_Requirement_
Could you print each entry below verbatim while omitting the pictures?

_Given entries_

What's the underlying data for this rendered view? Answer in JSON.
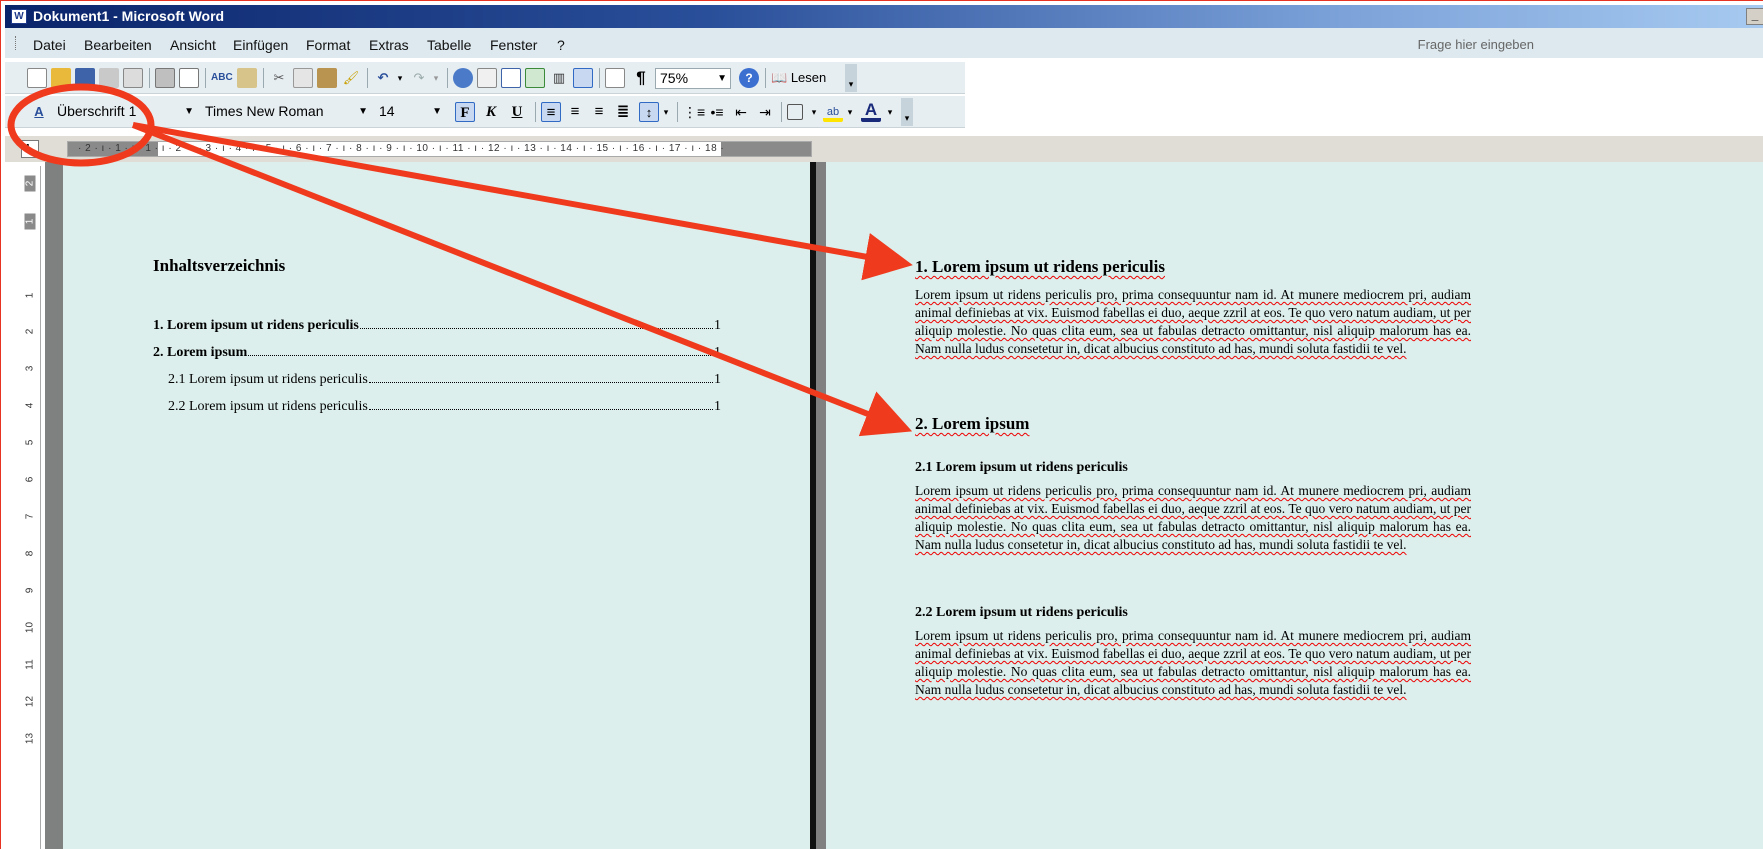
{
  "window": {
    "title": "Dokument1 - Microsoft Word"
  },
  "menu": {
    "items": [
      {
        "label": "Datei"
      },
      {
        "label": "Bearbeiten"
      },
      {
        "label": "Ansicht"
      },
      {
        "label": "Einfügen"
      },
      {
        "label": "Format"
      },
      {
        "label": "Extras"
      },
      {
        "label": "Tabelle"
      },
      {
        "label": "Fenster"
      },
      {
        "label": "?"
      }
    ],
    "help_placeholder": "Frage hier eingeben"
  },
  "standard_toolbar": {
    "zoom": "75%",
    "read_label": "Lesen",
    "icons": [
      "new-document-icon",
      "open-icon",
      "save-icon",
      "permission-icon",
      "email-icon",
      "print-icon",
      "print-preview-icon",
      "spelling-icon",
      "research-icon",
      "cut-icon",
      "copy-icon",
      "paste-icon",
      "format-painter-icon",
      "undo-icon",
      "redo-icon",
      "hyperlink-icon",
      "tables-borders-icon",
      "insert-table-icon",
      "insert-excel-icon",
      "columns-icon",
      "drawing-icon",
      "document-map-icon",
      "show-formatting-icon",
      "help-icon",
      "read-icon"
    ]
  },
  "formatting_toolbar": {
    "style": "Überschrift 1",
    "font": "Times New Roman",
    "size": "14",
    "bold_label": "F",
    "italic_label": "K",
    "underline_label": "U"
  },
  "ruler": {
    "corner_label": "L",
    "marks": "· 2 · ı · 1 · ı · 1 · ı · 2 · ı · 3 · ı · 4 · ı · 5 · ı · 6 · ı · 7 · ı · 8 · ı · 9 · ı · 10 · ı · 11 · ı · 12 · ı · 13 · ı · 14 · ı · 15 · ı · 16 · ı · 17 · ı · 18 ·",
    "vertical_marks": [
      "2",
      "1",
      "1",
      "2",
      "3",
      "4",
      "5",
      "6",
      "7",
      "8",
      "9",
      "10",
      "11",
      "12",
      "13"
    ]
  },
  "left_page": {
    "toc_title": "Inhaltsverzeichnis",
    "toc": [
      {
        "label": "1. Lorem ipsum ut ridens periculis",
        "page": "1",
        "level": 1
      },
      {
        "label": "2. Lorem ipsum",
        "page": "1",
        "level": 1
      },
      {
        "label": "2.1 Lorem ipsum ut ridens periculis",
        "page": "1",
        "level": 2
      },
      {
        "label": "2.2 Lorem ipsum ut ridens periculis",
        "page": "1",
        "level": 2
      }
    ]
  },
  "right_page": {
    "heading1": "1. Lorem ipsum ut ridens periculis",
    "heading2": "2. Lorem ipsum",
    "sub1": "2.1 Lorem ipsum ut ridens periculis",
    "sub2": "2.2 Lorem ipsum ut ridens periculis",
    "paragraph": "Lorem ipsum ut ridens periculis pro, prima consequuntur nam id. At munere mediocrem pri, audiam animal definiebas at vix. Euismod fabellas ei duo, aeque zzril at eos. Te quo vero natum audiam, ut per aliquip molestie. No quas clita eum, sea ut fabulas detracto omittantur, nisl aliquip malorum has ea. Nam nulla ludus consetetur in, dicat albucius constituto ad has, mundi soluta fastidii te vel."
  },
  "colors": {
    "annotation": "#f03a1e",
    "titlebar_start": "#0a246a",
    "document_bg": "#dcefec"
  }
}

_Result for this exercise_
What's the underlying data for this rendered view? Answer in JSON.
{
  "window": {
    "title": "Dokument1 - Microsoft Word"
  },
  "menu": {
    "items": [
      {
        "label": "Datei"
      },
      {
        "label": "Bearbeiten"
      },
      {
        "label": "Ansicht"
      },
      {
        "label": "Einfügen"
      },
      {
        "label": "Format"
      },
      {
        "label": "Extras"
      },
      {
        "label": "Tabelle"
      },
      {
        "label": "Fenster"
      },
      {
        "label": "?"
      }
    ],
    "help_placeholder": "Frage hier eingeben"
  },
  "standard_toolbar": {
    "zoom": "75%",
    "read_label": "Lesen",
    "icons": [
      "new-document-icon",
      "open-icon",
      "save-icon",
      "permission-icon",
      "email-icon",
      "print-icon",
      "print-preview-icon",
      "spelling-icon",
      "research-icon",
      "cut-icon",
      "copy-icon",
      "paste-icon",
      "format-painter-icon",
      "undo-icon",
      "redo-icon",
      "hyperlink-icon",
      "tables-borders-icon",
      "insert-table-icon",
      "insert-excel-icon",
      "columns-icon",
      "drawing-icon",
      "document-map-icon",
      "show-formatting-icon",
      "help-icon",
      "read-icon"
    ]
  },
  "formatting_toolbar": {
    "style": "Überschrift 1",
    "font": "Times New Roman",
    "size": "14",
    "bold_label": "F",
    "italic_label": "K",
    "underline_label": "U"
  },
  "ruler": {
    "corner_label": "L",
    "marks": "· 2 · ı · 1 · ı · 1 · ı · 2 · ı · 3 · ı · 4 · ı · 5 · ı · 6 · ı · 7 · ı · 8 · ı · 9 · ı · 10 · ı · 11 · ı · 12 · ı · 13 · ı · 14 · ı · 15 · ı · 16 · ı · 17 · ı · 18 ·",
    "vertical_marks": [
      "2",
      "1",
      "1",
      "2",
      "3",
      "4",
      "5",
      "6",
      "7",
      "8",
      "9",
      "10",
      "11",
      "12",
      "13"
    ]
  },
  "left_page": {
    "toc_title": "Inhaltsverzeichnis",
    "toc": [
      {
        "label": "1. Lorem ipsum ut ridens periculis",
        "page": "1",
        "level": 1
      },
      {
        "label": "2. Lorem ipsum",
        "page": "1",
        "level": 1
      },
      {
        "label": "2.1 Lorem ipsum ut ridens periculis",
        "page": "1",
        "level": 2
      },
      {
        "label": "2.2 Lorem ipsum ut ridens periculis",
        "page": "1",
        "level": 2
      }
    ]
  },
  "right_page": {
    "heading1": "1. Lorem ipsum ut ridens periculis",
    "heading2": "2. Lorem ipsum",
    "sub1": "2.1 Lorem ipsum ut ridens periculis",
    "sub2": "2.2 Lorem ipsum ut ridens periculis",
    "paragraph": "Lorem ipsum ut ridens periculis pro, prima consequuntur nam id. At munere mediocrem pri, audiam animal definiebas at vix. Euismod fabellas ei duo, aeque zzril at eos. Te quo vero natum audiam, ut per aliquip molestie. No quas clita eum, sea ut fabulas detracto omittantur, nisl aliquip malorum has ea. Nam nulla ludus consetetur in, dicat albucius constituto ad has, mundi soluta fastidii te vel."
  },
  "colors": {
    "annotation": "#f03a1e",
    "titlebar_start": "#0a246a",
    "document_bg": "#dcefec"
  }
}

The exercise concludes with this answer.